so in other words you take the derivative of (x^2+x-2) to get (2x+1) and you take the derivative of (x^3+6) to get (3x^2)

I hope this helps

3. Oh so the d/dx means to take the derivative of?

4. Originally Posted by Saphric
Oh so the d/dx means to take the derivative of?
Yes. Have you not met that notation before?

5. Originally Posted by Saphric
Hey.

I was not able to make the class where the explained the quotient rule in calculus.

I'm trying to self learn it but the book isn't helping that much.

They're trying to find the derivative of:

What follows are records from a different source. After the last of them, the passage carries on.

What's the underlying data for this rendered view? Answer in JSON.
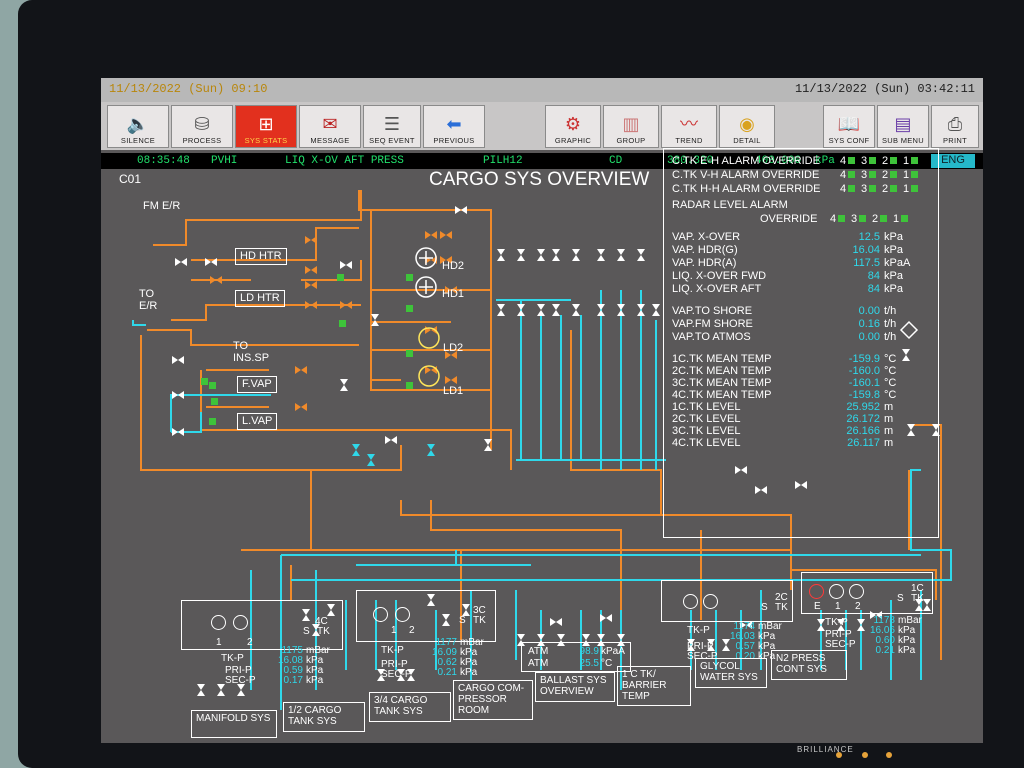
{
  "header": {
    "left_datetime": "11/13/2022 (Sun) 09:10",
    "right_datetime": "11/13/2022 (Sun) 03:42:11"
  },
  "toolbar": {
    "buttons": [
      {
        "label": "SILENCE",
        "icon": "speaker-icon"
      },
      {
        "label": "PROCESS",
        "icon": "process-icon"
      },
      {
        "label": "SYS STATS",
        "icon": "network-icon"
      },
      {
        "label": "MESSAGE",
        "icon": "envelope-icon"
      },
      {
        "label": "SEQ EVENT",
        "icon": "list-icon"
      },
      {
        "label": "PREVIOUS",
        "icon": "arrow-left-icon"
      },
      {
        "label": "GRAPHIC",
        "icon": "graphic-icon"
      },
      {
        "label": "GROUP",
        "icon": "bars-icon"
      },
      {
        "label": "TREND",
        "icon": "trend-icon"
      },
      {
        "label": "DETAIL",
        "icon": "detail-icon"
      },
      {
        "label": "SYS CONF",
        "icon": "book-icon"
      },
      {
        "label": "SUB MENU",
        "icon": "submenu-icon"
      },
      {
        "label": "PRINT",
        "icon": "printer-icon"
      }
    ],
    "active_color": "#e2301e"
  },
  "status": {
    "time": "08:35:48",
    "code": "PVHI",
    "message": "LIQ X-OV AFT PRESS",
    "tag": "PILH12",
    "flag": "CD",
    "value": "380.320",
    "limit": "400.000",
    "unit": "kPa",
    "lang": "ENG"
  },
  "diagram": {
    "page_id": "C01",
    "title": "CARGO SYS OVERVIEW",
    "labels": {
      "fm_er": "FM E/R",
      "to_er_1": "TO",
      "to_er_2": "E/R",
      "hd_htr": "HD HTR",
      "ld_htr": "LD HTR",
      "to_ins_1": "TO",
      "to_ins_2": "INS.SP",
      "fvap": "F.VAP",
      "lvap": "L.VAP",
      "hd2": "HD2",
      "hd1": "HD1",
      "ld2": "LD2",
      "ld1": "LD1"
    },
    "colors": {
      "orange_pipe": "#f08a2a",
      "cyan_pipe": "#2fd8ea",
      "valve": "#ffffff",
      "ok_square": "#3ec33a"
    }
  },
  "panel": {
    "overrides": [
      {
        "label": "C.TK E-H ALARM OVERRIDE",
        "nums": [
          "4",
          "3",
          "2",
          "1"
        ]
      },
      {
        "label": "C.TK V-H ALARM OVERRIDE",
        "nums": [
          "4",
          "3",
          "2",
          "1"
        ]
      },
      {
        "label": "C.TK H-H ALARM OVERRIDE",
        "nums": [
          "4",
          "3",
          "2",
          "1"
        ]
      }
    ],
    "radar_label": "RADAR LEVEL ALARM",
    "radar_override": {
      "label": "OVERRIDE",
      "nums": [
        "4",
        "3",
        "2",
        "1"
      ]
    },
    "vapor": [
      {
        "label": "VAP. X-OVER",
        "value": "12.5",
        "unit": "kPa"
      },
      {
        "label": "VAP. HDR(G)",
        "value": "16.04",
        "unit": "kPa"
      },
      {
        "label": "VAP. HDR(A)",
        "value": "117.5",
        "unit": "kPaA"
      },
      {
        "label": "LIQ. X-OVER FWD",
        "value": "84",
        "unit": "kPa"
      },
      {
        "label": "LIQ. X-OVER AFT",
        "value": "84",
        "unit": "kPa"
      }
    ],
    "shore": [
      {
        "label": "VAP.TO SHORE",
        "value": "0.00",
        "unit": "t/h"
      },
      {
        "label": "VAP.FM SHORE",
        "value": "0.16",
        "unit": "t/h"
      },
      {
        "label": "VAP.TO ATMOS",
        "value": "0.00",
        "unit": "t/h"
      }
    ],
    "tanks": [
      {
        "label": "1C.TK MEAN TEMP",
        "value": "-159.9",
        "unit": "°C"
      },
      {
        "label": "2C.TK MEAN TEMP",
        "value": "-160.0",
        "unit": "°C"
      },
      {
        "label": "3C.TK MEAN TEMP",
        "value": "-160.1",
        "unit": "°C"
      },
      {
        "label": "4C.TK MEAN TEMP",
        "value": "-159.8",
        "unit": "°C"
      },
      {
        "label": "1C.TK LEVEL",
        "value": "25.952",
        "unit": "m"
      },
      {
        "label": "2C.TK LEVEL",
        "value": "26.172",
        "unit": "m"
      },
      {
        "label": "3C.TK LEVEL",
        "value": "26.166",
        "unit": "m"
      },
      {
        "label": "4C.TK LEVEL",
        "value": "26.117",
        "unit": "m"
      }
    ]
  },
  "tanks_bottom": {
    "t4": {
      "name": "4C",
      "s": "S",
      "tk": "TK",
      "g1": "1",
      "g2": "2",
      "tkp": "TK-P",
      "pri": "PRI-P",
      "sec": "SEC-P",
      "v1": "1175",
      "u1": "mBar",
      "v2": "16.08",
      "u2": "kPa",
      "v3": "0.59",
      "u3": "kPa",
      "v4": "0.17",
      "u4": "kPa"
    },
    "t3": {
      "name": "3C",
      "s": "S",
      "tk": "TK",
      "g1": "1",
      "g2": "2",
      "tkp": "TK-P",
      "pri": "PRI-P",
      "sec": "SEC-P",
      "v1": "1177",
      "u1": "mBar",
      "v2": "16.09",
      "u2": "kPa",
      "v3": "0.62",
      "u3": "kPa",
      "v4": "0.21",
      "u4": "kPa"
    },
    "t2": {
      "name": "2C",
      "s": "S",
      "tk": "TK",
      "g1": "1",
      "g2": "2",
      "tkp": "TK-P",
      "pri": "PRI-P",
      "sec": "SEC-P",
      "v1": "1174",
      "u1": "mBar",
      "v2": "16.03",
      "u2": "kPa",
      "v3": "0.57",
      "u3": "kPa",
      "v4": "0.20",
      "u4": "kPa"
    },
    "t1": {
      "name": "1C",
      "s": "S",
      "tk": "TK",
      "e": "E",
      "g1": "1",
      "g2": "2",
      "tkp": "TK-P",
      "pri": "PRI-P",
      "sec": "SEC-P",
      "v1": "1178",
      "u1": "mBar",
      "v2": "16.06",
      "u2": "kPa",
      "v3": "0.60",
      "u3": "kPa",
      "v4": "0.21",
      "u4": "kPa"
    },
    "atm": {
      "label1": "ATM",
      "val1": "98.9",
      "unit1": "kPaA",
      "label2": "ATM",
      "val2": "25.5",
      "unit2": "°C"
    }
  },
  "nav": [
    {
      "text": "MANIFOLD SYS"
    },
    {
      "text": "1/2 CARGO TANK SYS"
    },
    {
      "text": "3/4 CARGO TANK SYS"
    },
    {
      "text": "CARGO COM-PRESSOR ROOM"
    },
    {
      "text": "BALLAST SYS OVERVIEW"
    },
    {
      "text": "1 C TK/ BARRIER TEMP"
    },
    {
      "text": "GLYCOL WATER SYS"
    },
    {
      "text": "N2 PRESS CONT SYS"
    }
  ],
  "bezel": {
    "brand": "BRILLIANCE"
  }
}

$y\prime=\frac{x^2+x-2}{x^3+6}$

I am not a fan of the quotient rule - too much confusion, so convert it to a product...

$y=(x^2+x-2)(x^3+6)^{-1}$

$y'=(2x+1)(x^3+6)^{-1} - (x^2+x-2)(3x^2)(x^3+6)^{-2}$

$y'=\frac{(2x+1)(x^3+6)-(x^2+x-2)(3x^2)}{(x^3+6)^2}$

$y'=\frac{2x^4+12x+x^3+6-3x^4-3x^3-6x^2}{(x^3+6)^2} \Rightarrow \frac{-x^4-2x^3-6x^2+12x+6}{(x^3+6)^2}$